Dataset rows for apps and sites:
◇ ◇ ◇ ◇ ◇ ◇ ◇
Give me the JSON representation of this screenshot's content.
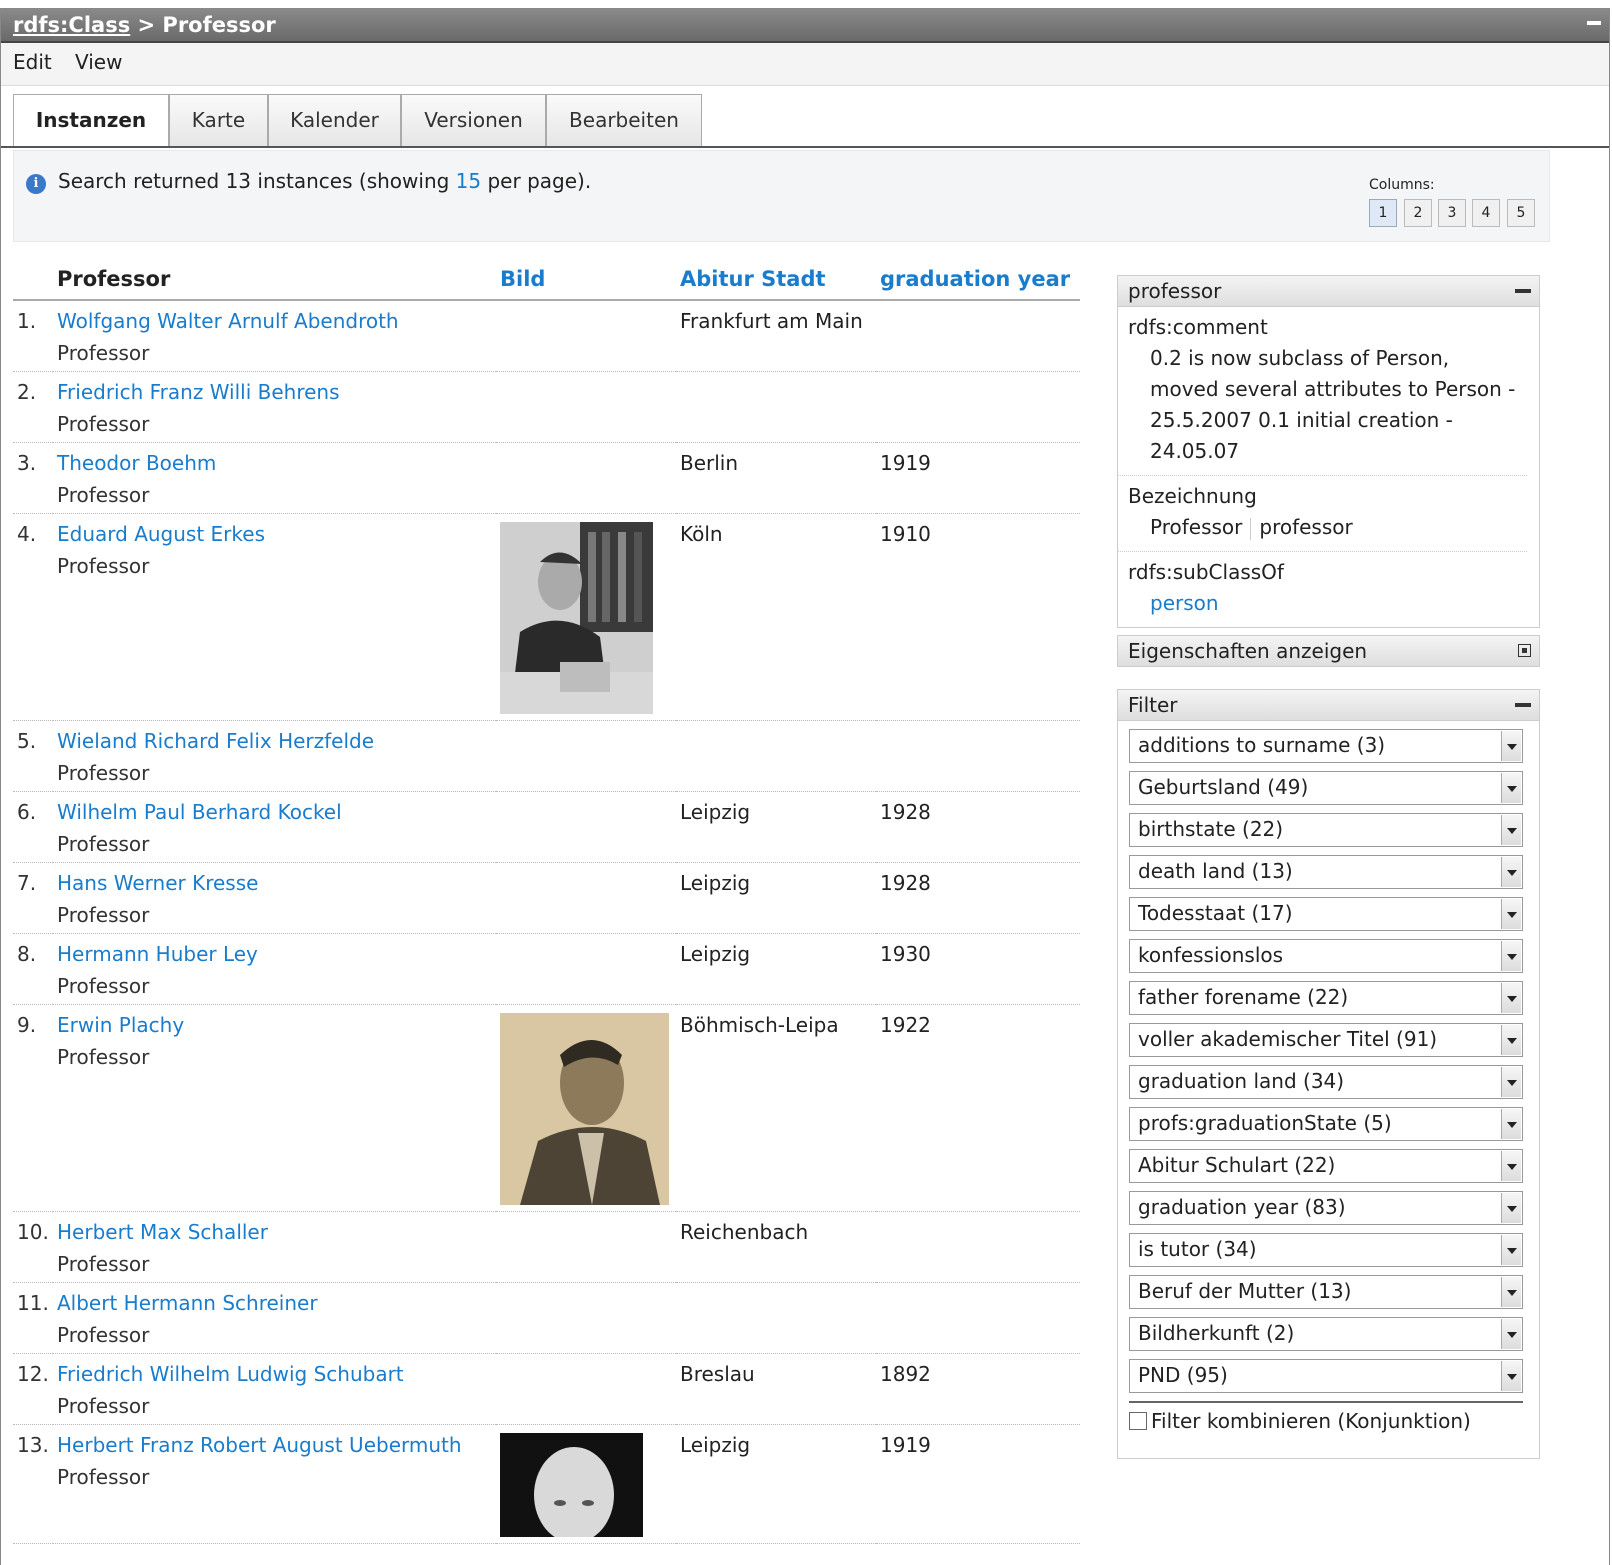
{
  "titlebar": {
    "class_link": "rdfs:Class",
    "separator": " > ",
    "current": "Professor"
  },
  "menu": {
    "edit": "Edit",
    "view": "View"
  },
  "tabs": [
    "Instanzen",
    "Karte",
    "Kalender",
    "Versionen",
    "Bearbeiten"
  ],
  "info": {
    "prefix": "Search returned 13 instances (showing ",
    "per_page": "15",
    "suffix": " per page).",
    "columns_label": "Columns:",
    "column_buttons": [
      "1",
      "2",
      "3",
      "4",
      "5"
    ]
  },
  "table": {
    "headers": [
      "Professor",
      "Bild",
      "Abitur Stadt",
      "graduation year"
    ],
    "rows": [
      {
        "num": "1.",
        "name": "Wolfgang Walter Arnulf Abendroth",
        "type": "Professor",
        "city": "Frankfurt am Main",
        "year": "",
        "photo": ""
      },
      {
        "num": "2.",
        "name": "Friedrich Franz Willi Behrens",
        "type": "Professor",
        "city": "",
        "year": "",
        "photo": ""
      },
      {
        "num": "3.",
        "name": "Theodor Boehm",
        "type": "Professor",
        "city": "Berlin",
        "year": "1919",
        "photo": ""
      },
      {
        "num": "4.",
        "name": "Eduard August Erkes",
        "type": "Professor",
        "city": "Köln",
        "year": "1910",
        "photo": "bw-desk"
      },
      {
        "num": "5.",
        "name": "Wieland Richard Felix Herzfelde",
        "type": "Professor",
        "city": "",
        "year": "",
        "photo": ""
      },
      {
        "num": "6.",
        "name": "Wilhelm Paul Berhard Kockel",
        "type": "Professor",
        "city": "Leipzig",
        "year": "1928",
        "photo": ""
      },
      {
        "num": "7.",
        "name": "Hans Werner Kresse",
        "type": "Professor",
        "city": "Leipzig",
        "year": "1928",
        "photo": ""
      },
      {
        "num": "8.",
        "name": "Hermann Huber Ley",
        "type": "Professor",
        "city": "Leipzig",
        "year": "1930",
        "photo": ""
      },
      {
        "num": "9.",
        "name": "Erwin Plachy",
        "type": "Professor",
        "city": "Böhmisch-Leipa",
        "year": "1922",
        "photo": "sepia-portrait"
      },
      {
        "num": "10.",
        "name": "Herbert Max Schaller",
        "type": "Professor",
        "city": "Reichenbach",
        "year": "",
        "photo": ""
      },
      {
        "num": "11.",
        "name": "Albert Hermann Schreiner",
        "type": "Professor",
        "city": "",
        "year": "",
        "photo": ""
      },
      {
        "num": "12.",
        "name": "Friedrich Wilhelm Ludwig Schubart",
        "type": "Professor",
        "city": "Breslau",
        "year": "1892",
        "photo": ""
      },
      {
        "num": "13.",
        "name": "Herbert Franz Robert August Uebermuth",
        "type": "Professor",
        "city": "Leipzig",
        "year": "1919",
        "photo": "bw-head"
      }
    ]
  },
  "sidebar": {
    "professor_box": {
      "title": "professor",
      "comment_label": "rdfs:comment",
      "comment_value": "0.2 is now subclass of Person, moved several attributes to Person - 25.5.2007 0.1 initial creation - 24.05.07",
      "bezeichnung_label": "Bezeichnung",
      "bezeichnung_values": [
        "Professor",
        "professor"
      ],
      "subclass_label": "rdfs:subClassOf",
      "subclass_value": "person"
    },
    "eigenschaften_title": "Eigenschaften anzeigen",
    "filter": {
      "title": "Filter",
      "options": [
        "additions to surname (3)",
        "Geburtsland (49)",
        "birthstate (22)",
        "death land (13)",
        "Todesstaat (17)",
        "konfessionslos",
        "father forename (22)",
        "voller akademischer Titel (91)",
        "graduation land (34)",
        "profs:graduationState (5)",
        "Abitur Schulart (22)",
        "graduation year (83)",
        "is tutor (34)",
        "Beruf der Mutter (13)",
        "Bildherkunft (2)",
        "PND (95)"
      ],
      "combine_label": "Filter kombinieren (Konjunktion)"
    }
  },
  "colors": {
    "link": "#1a7ccc",
    "titlebar": "#7a7a7a",
    "info_bg": "#f3f5f6"
  }
}
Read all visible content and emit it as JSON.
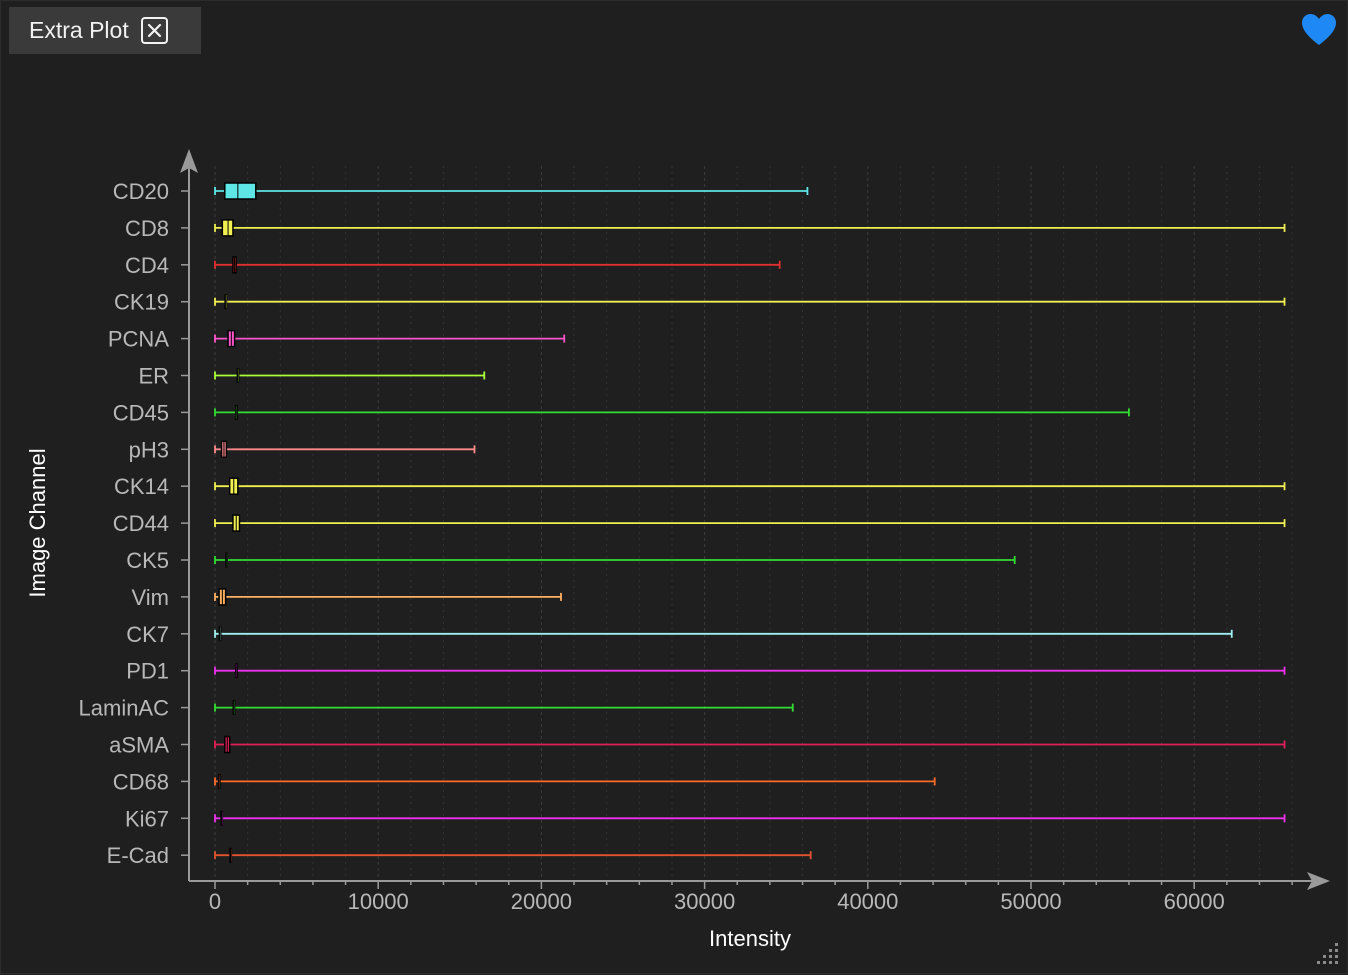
{
  "window": {
    "tab_title": "Extra Plot",
    "close_icon": "close-icon",
    "favorite_icon": "heart-icon",
    "favorite_color": "#1e88f5",
    "resize_icon": "resize-grip-icon"
  },
  "chart_data": {
    "type": "box",
    "orientation": "horizontal",
    "xlabel": "Intensity",
    "ylabel": "Image Channel",
    "xlim": [
      -1600,
      68500
    ],
    "xticks": [
      0,
      10000,
      20000,
      30000,
      40000,
      50000,
      60000
    ],
    "xtick_labels": [
      "0",
      "10000",
      "20000",
      "30000",
      "40000",
      "50000",
      "60000"
    ],
    "grid": "vertical dashed",
    "categories": [
      "CD20",
      "CD8",
      "CD4",
      "CK19",
      "PCNA",
      "ER",
      "CD45",
      "pH3",
      "CK14",
      "CD44",
      "CK5",
      "Vim",
      "CK7",
      "PD1",
      "LaminAC",
      "aSMA",
      "CD68",
      "Ki67",
      "E-Cad"
    ],
    "series": [
      {
        "label": "CD20",
        "color": "#5ee6e6",
        "min": 0,
        "q1": 600,
        "median": 1400,
        "q3": 2500,
        "max": 36300
      },
      {
        "label": "CD8",
        "color": "#f0f050",
        "min": 0,
        "q1": 450,
        "median": 800,
        "q3": 1100,
        "max": 65535
      },
      {
        "label": "CD4",
        "color": "#e03030",
        "min": 0,
        "q1": 1100,
        "median": 1200,
        "q3": 1300,
        "max": 34600
      },
      {
        "label": "CK19",
        "color": "#f0f050",
        "min": 0,
        "q1": 600,
        "median": 650,
        "q3": 700,
        "max": 65535
      },
      {
        "label": "PCNA",
        "color": "#ff55cc",
        "min": 0,
        "q1": 800,
        "median": 1000,
        "q3": 1200,
        "max": 21400
      },
      {
        "label": "ER",
        "color": "#a8ff3a",
        "min": 0,
        "q1": 1350,
        "median": 1400,
        "q3": 1450,
        "max": 16500
      },
      {
        "label": "CD45",
        "color": "#33dd33",
        "min": 0,
        "q1": 1250,
        "median": 1300,
        "q3": 1350,
        "max": 56000
      },
      {
        "label": "pH3",
        "color": "#ff8a8a",
        "min": 0,
        "q1": 400,
        "median": 550,
        "q3": 700,
        "max": 15900
      },
      {
        "label": "CK14",
        "color": "#f0f050",
        "min": 0,
        "q1": 900,
        "median": 1150,
        "q3": 1400,
        "max": 65535
      },
      {
        "label": "CD44",
        "color": "#f0f050",
        "min": 0,
        "q1": 1100,
        "median": 1300,
        "q3": 1500,
        "max": 65535
      },
      {
        "label": "CK5",
        "color": "#33dd33",
        "min": 0,
        "q1": 650,
        "median": 700,
        "q3": 750,
        "max": 49000
      },
      {
        "label": "Vim",
        "color": "#ffb060",
        "min": 0,
        "q1": 250,
        "median": 450,
        "q3": 650,
        "max": 21200
      },
      {
        "label": "CK7",
        "color": "#9ff0f0",
        "min": 0,
        "q1": 250,
        "median": 300,
        "q3": 350,
        "max": 62300
      },
      {
        "label": "PD1",
        "color": "#ee33ee",
        "min": 0,
        "q1": 1250,
        "median": 1300,
        "q3": 1350,
        "max": 65535
      },
      {
        "label": "LaminAC",
        "color": "#33dd33",
        "min": 0,
        "q1": 1100,
        "median": 1150,
        "q3": 1200,
        "max": 35400
      },
      {
        "label": "aSMA",
        "color": "#e0205a",
        "min": 0,
        "q1": 600,
        "median": 750,
        "q3": 900,
        "max": 65535
      },
      {
        "label": "CD68",
        "color": "#ff6a2a",
        "min": 0,
        "q1": 200,
        "median": 250,
        "q3": 300,
        "max": 44100
      },
      {
        "label": "Ki67",
        "color": "#ee33ee",
        "min": 0,
        "q1": 350,
        "median": 400,
        "q3": 450,
        "max": 65535
      },
      {
        "label": "E-Cad",
        "color": "#e05530",
        "min": 0,
        "q1": 900,
        "median": 950,
        "q3": 1000,
        "max": 36500
      }
    ]
  }
}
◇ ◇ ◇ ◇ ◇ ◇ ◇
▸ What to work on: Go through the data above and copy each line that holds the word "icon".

▸ Task answer:
    "close_icon": "close-icon",
    "favorite_icon": "heart-icon",
    "resize_icon": "resize-grip-icon"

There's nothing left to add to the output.